The Psyche was the group's third album (after Vietnam on ESP and the great Manhattan Cycles done for India Navigation.) This was also the only album released on their own label (RE). The program consists of three compositions: "invasion" by Cooper, "Hu-Man" by Sirone, and "Collegno" by Jenkins. "Invasion" took up all of side one and was a suite of sorts. It began with a low bass drone, with Jenkins hovering above and Cooper coloring with cymbal splashes. When they kick into gear, Sirone shifts to a running bass line, Cooper lays down a steady ride cymbal rhythm and Jenkins is off. This was a group of three musicians who knew each other well and they knew how to support and prod each other. And it was never just two musicians supporting Jenkins. This was an ensemble of equals and each shone in his role. "Invasion" is a lengthy piece and its only lull us during a meandering interlude where Cooper switches to piano for a duet section with Sirone. The piece ends mid-drum solo which is picked up at the beginning of "Hu-Man." And therein lies the main complaint about this disc. On LP, one had to get up and flip it over to continue, but here the two should have been merged into a seamless whole. Even if they hadn't used the master tapes for this issue (and the sound is quite good), surely with today's sophisticated technology, something could have been done. As it is, it was a missed opportunity and the flow of the piece is destroyed. That said, "Hu-Man" is as straight ahead as the band got (at this time) and there's a swinging, driving solo by Jenkins on this piece. Jenkins' "Collegno" is driven by a bassline that involves Sirone tapping his line out with the bow while Jenkins and Cooper etch out the delicate theme on violin and piano.

This is not my favorite Revolutionary Ensemble album. My vote would go to either People's Republic or Manhattan Cycles. But since neither of these recordings has been reissued on CD, this definitely one to pick up. - Cadence, September 2004

In 1972 the Revolutionary Ensemble registered their presence with recordings on the cutting edge ESP and India Navigation labels. Four years later, the trio's music attained a degree of high profile exposure when The People's Republic was issued on A&M's enterprising Horizon label. Prior to this, in 1975, violinist Leroy Jenkins, bassist Sirone (Norris Jones) and drummer Jerome Cooper had taken matters into their own hands, releasing The Psyche in limited numbers under their own RE imprint. At last its three tracks - Cooper's "Invasion", Sirone's "Hu-Man", Jenkins's "Col Legno" - can be heard more widely.
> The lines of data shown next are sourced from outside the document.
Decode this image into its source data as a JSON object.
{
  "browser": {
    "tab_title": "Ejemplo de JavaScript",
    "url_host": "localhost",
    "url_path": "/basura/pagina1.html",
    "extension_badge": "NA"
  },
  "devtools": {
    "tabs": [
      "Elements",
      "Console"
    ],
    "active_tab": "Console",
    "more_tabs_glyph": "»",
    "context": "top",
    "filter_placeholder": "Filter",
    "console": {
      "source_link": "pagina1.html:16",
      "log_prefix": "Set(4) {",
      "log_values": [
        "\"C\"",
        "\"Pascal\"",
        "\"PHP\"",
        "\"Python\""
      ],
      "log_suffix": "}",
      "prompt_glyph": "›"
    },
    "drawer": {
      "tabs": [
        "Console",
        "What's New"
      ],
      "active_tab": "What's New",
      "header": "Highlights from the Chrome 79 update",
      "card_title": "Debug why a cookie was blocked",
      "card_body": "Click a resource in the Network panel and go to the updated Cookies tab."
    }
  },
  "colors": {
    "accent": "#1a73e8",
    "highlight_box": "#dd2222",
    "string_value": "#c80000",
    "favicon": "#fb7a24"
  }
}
Sirone had previously played with the incendiary spirits of New York's free jazz scene - saxophonists Noah Howard, Arthur Doyle and Pharoah Sanders, guitarist Sonny Sharrock and drummer Sunny Murray. He was also entering a fruitful phase with pianist Cecil Taylor. But the expanded conceptions brought out of Chicago by Jenkins and Cooper enabled him to explore, within the maverick chamber music of the Revolutionary Ensemble, other dynamics, different textures, moods and relationships between instrumental voices.

Jenkins has an incisive tone, coiling fluently around and out from thematic cells. But although his looping line tends to disclose with great clarity the figure latent in the music's field, the group resist establishing a hierarchy of voices. Each member is allowed solo space and duets occur. Sirone's double bass and Cooper, occasionally on piano as well as drums, can drive with force but their input is thoroughly, spontaneously compositional rather than supportive and secondary. Their weight and density are articulate. As The Psyche cofirms, the poise of the energetic interplay between all three made the Revolutionary Ensemble special. - Julian Cowley, The Wire, May 2004